There are some items you simply don’t need to keep. That’s totally okay. Just because you’re getting rid of an item doesn’t mean you’re getting rid of memories.
In Amsterdam, I wore a black jacket almost every day I was there since it was chilly. I loved the jacket, but it simply doesn’t fit me anymore. I got rid of it as a result.
Did I throw away my treasured memories from that trip? Of course not. (I’m a huge advocate of photos as they only take space up on your computer, not your room.)
If you don’t have an awful memory like me, maybe you don’t need a shirt or dress or a pair of jeans or even photos to recall something in your life. Maybe the memory is enough.
I think the most important takeaway is to ask yourself this: Why do I want to keep this?
Find the root of why this item is important to you, then proceed with one of the three steps.
I don’t think loving an item is inherently bad; it means you truly love having an item in your closet. This is a good thing, especially if you are striving for a minimalist closet.

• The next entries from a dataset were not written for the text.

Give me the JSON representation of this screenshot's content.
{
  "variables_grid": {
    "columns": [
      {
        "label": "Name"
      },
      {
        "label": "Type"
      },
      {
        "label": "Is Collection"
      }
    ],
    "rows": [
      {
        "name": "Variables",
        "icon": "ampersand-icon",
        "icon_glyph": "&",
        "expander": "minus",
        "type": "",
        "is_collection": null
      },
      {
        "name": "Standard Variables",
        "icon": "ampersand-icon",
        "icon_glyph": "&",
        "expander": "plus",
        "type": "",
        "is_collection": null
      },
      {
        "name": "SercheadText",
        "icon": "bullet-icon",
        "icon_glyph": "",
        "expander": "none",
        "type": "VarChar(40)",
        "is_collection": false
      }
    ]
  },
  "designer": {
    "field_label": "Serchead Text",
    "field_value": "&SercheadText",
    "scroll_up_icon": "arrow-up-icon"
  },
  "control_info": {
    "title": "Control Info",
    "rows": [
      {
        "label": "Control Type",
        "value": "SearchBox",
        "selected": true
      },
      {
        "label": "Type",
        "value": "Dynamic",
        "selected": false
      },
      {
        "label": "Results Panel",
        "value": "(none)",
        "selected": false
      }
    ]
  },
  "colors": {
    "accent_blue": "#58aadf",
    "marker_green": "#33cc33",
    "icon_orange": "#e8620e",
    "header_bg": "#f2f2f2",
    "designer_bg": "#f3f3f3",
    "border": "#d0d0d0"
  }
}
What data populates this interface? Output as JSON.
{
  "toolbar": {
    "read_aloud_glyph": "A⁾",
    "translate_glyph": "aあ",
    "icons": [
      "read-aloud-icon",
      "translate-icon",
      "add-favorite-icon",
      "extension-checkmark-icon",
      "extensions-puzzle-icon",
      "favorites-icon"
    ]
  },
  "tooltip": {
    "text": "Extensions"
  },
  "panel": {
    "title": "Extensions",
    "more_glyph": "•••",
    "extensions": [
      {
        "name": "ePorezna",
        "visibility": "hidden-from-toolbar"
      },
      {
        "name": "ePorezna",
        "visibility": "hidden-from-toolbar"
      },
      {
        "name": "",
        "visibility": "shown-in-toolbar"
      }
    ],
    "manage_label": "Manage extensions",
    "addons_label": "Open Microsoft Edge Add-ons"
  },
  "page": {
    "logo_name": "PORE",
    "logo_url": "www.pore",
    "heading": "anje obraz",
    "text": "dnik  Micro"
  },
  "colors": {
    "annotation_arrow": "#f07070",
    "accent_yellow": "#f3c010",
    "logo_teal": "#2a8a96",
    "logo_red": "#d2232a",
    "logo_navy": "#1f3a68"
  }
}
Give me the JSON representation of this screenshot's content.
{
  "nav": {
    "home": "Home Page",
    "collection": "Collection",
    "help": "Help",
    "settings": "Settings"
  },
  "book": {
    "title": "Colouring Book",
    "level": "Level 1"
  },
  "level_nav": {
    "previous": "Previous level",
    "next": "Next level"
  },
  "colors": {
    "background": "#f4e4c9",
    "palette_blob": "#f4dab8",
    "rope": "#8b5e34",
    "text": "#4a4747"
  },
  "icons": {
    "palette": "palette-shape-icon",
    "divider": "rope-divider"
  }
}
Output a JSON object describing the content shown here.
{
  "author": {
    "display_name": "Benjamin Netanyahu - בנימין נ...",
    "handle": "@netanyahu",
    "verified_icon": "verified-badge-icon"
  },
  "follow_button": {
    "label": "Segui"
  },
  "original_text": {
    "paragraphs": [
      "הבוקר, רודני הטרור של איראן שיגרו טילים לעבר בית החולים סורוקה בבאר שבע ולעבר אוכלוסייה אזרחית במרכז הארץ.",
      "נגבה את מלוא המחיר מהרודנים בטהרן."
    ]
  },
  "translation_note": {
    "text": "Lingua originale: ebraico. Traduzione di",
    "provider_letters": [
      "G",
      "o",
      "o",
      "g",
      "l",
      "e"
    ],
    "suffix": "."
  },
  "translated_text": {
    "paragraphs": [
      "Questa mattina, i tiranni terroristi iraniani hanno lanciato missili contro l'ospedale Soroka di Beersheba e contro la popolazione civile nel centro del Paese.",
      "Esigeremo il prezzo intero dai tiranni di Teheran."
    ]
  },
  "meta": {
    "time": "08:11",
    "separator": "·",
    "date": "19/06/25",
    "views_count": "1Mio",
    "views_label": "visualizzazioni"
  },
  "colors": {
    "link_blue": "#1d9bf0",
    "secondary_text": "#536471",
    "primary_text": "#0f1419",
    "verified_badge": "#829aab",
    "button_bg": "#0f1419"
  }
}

When an item isn’t being worn or simply doesn’t fit you or your style anymore, ask yourself why it’s still in your closet. Is it worthy of taking up precious space in your closet? Does looking at the item in your closet just make you feel guilty? What can you do next?
Hopefully this inspires you to remove items in your closet that hold meaning for you. At the end of the day, your grandchild probably won’t find it as meaningful as you did. Sometimes it takes looking at it from another perspective to consider if it’s worth holding onto.
Do you have any tips for getting rid of items you really love? I’m all ears!